"In spite of everything I still believe that people are really good at heart. I simply can’t build up my hopes on a foundation consisting of confusion, misery, and death. I see the world gradually being turned into a wilderness, I hear the ever approaching thunder, which will destroy us too, I can feel the sufferings of millions and yet, if I look up into the heavens, I think that it will all come right, that this cruelty too will end, and that peace and tranquility will return again."

On the Good Friday in 2006, when I wrote my poem, I was struck for the first time by the conviction that Jesus had really lived and really died.  That he was dead.  Using a meditation technique I had learned, where one explores an idea visually and allows it to unfold, I pictured myself sitting in meditation in Jesus' tomb, contemplating his lifeless body, waiting to see if there was the resurrection that is promised by Christianity.  It seems to me that this technique is Jungian in nature, involving allowing a thought to lead one to unexpected places in the unconscious.  In the meditation, I sat there until Easter morning and witnessed the fact that Jesus did not rise from the dead.  There was a peaceful silence in which I was allowed to grieve, not as a Christian, but as a human being facing the death of someone who believed in the power of love and forgiveness and taught those principles during his short life.  He didn't have to rise from the dead to make a lasting impression on me.  In the meditation, the finality of his death gave me permission to enter a grief journey which eventually confirmed my belief in "something." 

Is that a religion?
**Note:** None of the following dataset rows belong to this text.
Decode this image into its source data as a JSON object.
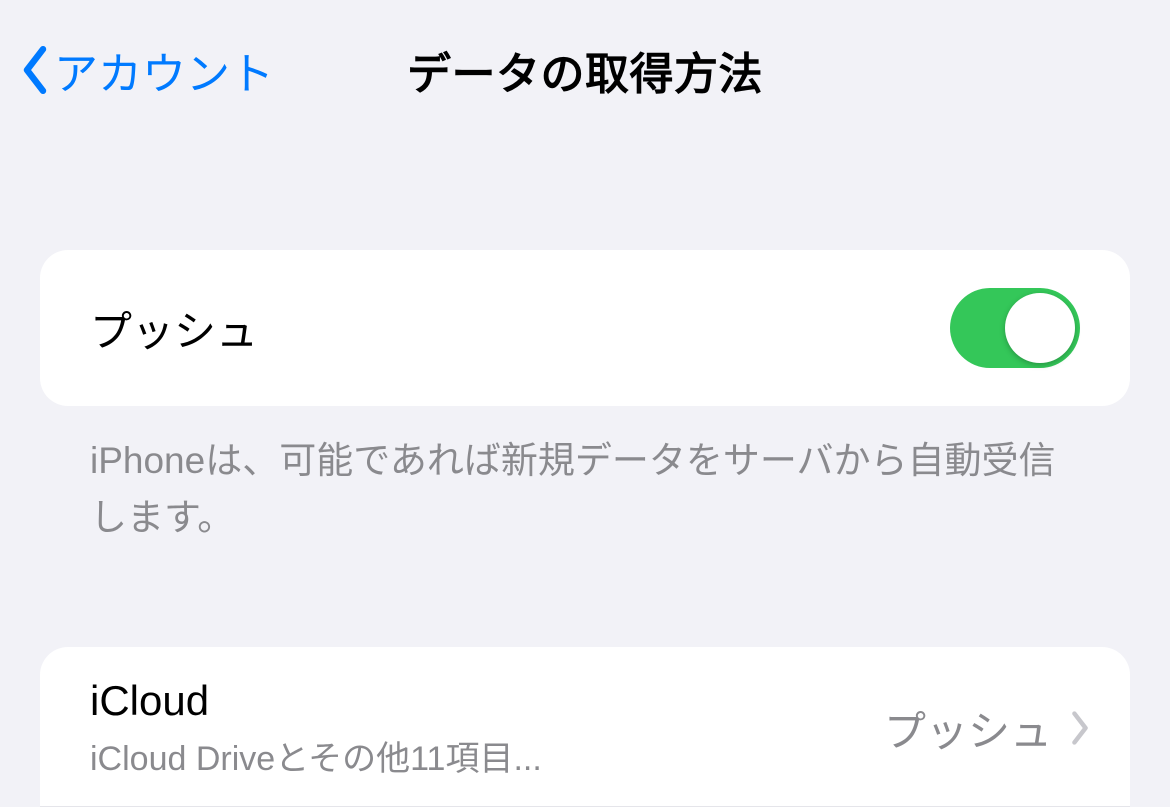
{
  "nav": {
    "back_label": "アカウント",
    "title": "データの取得方法"
  },
  "push": {
    "label": "プッシュ",
    "enabled": true,
    "footer": "iPhoneは、可能であれば新規データをサーバから自動受信します。"
  },
  "accounts": [
    {
      "title": "iCloud",
      "subtitle": "iCloud Driveとその他11項目...",
      "value": "プッシュ"
    }
  ]
}
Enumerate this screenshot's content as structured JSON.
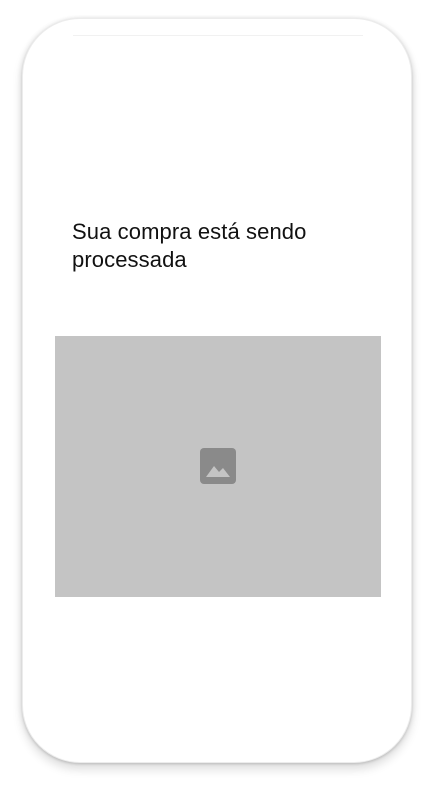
{
  "screen": {
    "title": "Sua compra está sendo processada"
  },
  "media": {
    "icon": "image-placeholder-icon",
    "placeholder_color": "#c4c4c4",
    "icon_color": "#8a8a8a"
  },
  "colors": {
    "title_text": "#111111",
    "background": "#ffffff"
  }
}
Or something else?  

So many of the words that are attributed to Jesus, as recorded in the Gospels, sound to me like Zen koans.  One of Jesus' koans is:  

"Who do you think I am?"

To my ears, Jesus is saying, "It's up to you to decide." 

John Lennon decided this:

"Jesus was all right, but his disciples were thick and ordinary.  It's them twisting it that ruins it for me."

John Lennon also said:

"I'm not anti-God, anti-Christ, anti-religion."

On that Good Friday in 2006, because of an heartfelt experience in meditation -- not a theory, not a borrowed belief -- I decided that, for me, Jesus was someone who lived and taught about the power of love and forgiveness and then died an agonizing death in the company of two other equally suffering men.  As is the case with so many human beings throughout history, Jesus did not die without suffering.  I knew then that if my death involved suffering, I would not be suffering alone. I decided that Jesus, as I understood him through experience, left me with a peaceful silence in which I could grieve and know that I was not alone in my grief and also know that my grief would eventually heal me.  

In 2000, I wrote this poem which seems now to be a harbinger of the poem I wrote on Good Friday in 2006:

Evolution of Forgiveness

In this silence
I am looking for relief,
trusting grief,
loving the child never conceived,
loving all the shattered children
who dared not trust, love or grieve,
loving the silent holy night,
the wild blue sky of day,
the courage of redwood trees,
the beloved ocean, 
still mirroring our wild hearts,
calling to us:
Trust your grief.


Colette said...

Thank you for this. Reading it was just what I needed this morning.

The Solitary Walker said...

This is an extraordinarily beautiful, directly honest (as always) and significant post, Amanda. I would just like to recognise that here. I cannot write further — words have dried with me at the moment, as I am experiencing a very difficult and painful period in my life. But I do see the possibility of the end of grief, and the necessity, inevitability and, actually, the positivity of suffering. Thank you for this post, and, indeed, for your blog as a whole.

The Solitary Walker said...

Loved your recent 'up to me', 'frightened' post, too, by the way...

am said...

Colette -- Thank you for visiting and leaving a comment. Good to know that it spoke to you.

Robert -- Thank you for your ongoing presence here. Sorry to hear that you are going through a rough time in your life and that it has affected your ability to write. Sending good energy to you.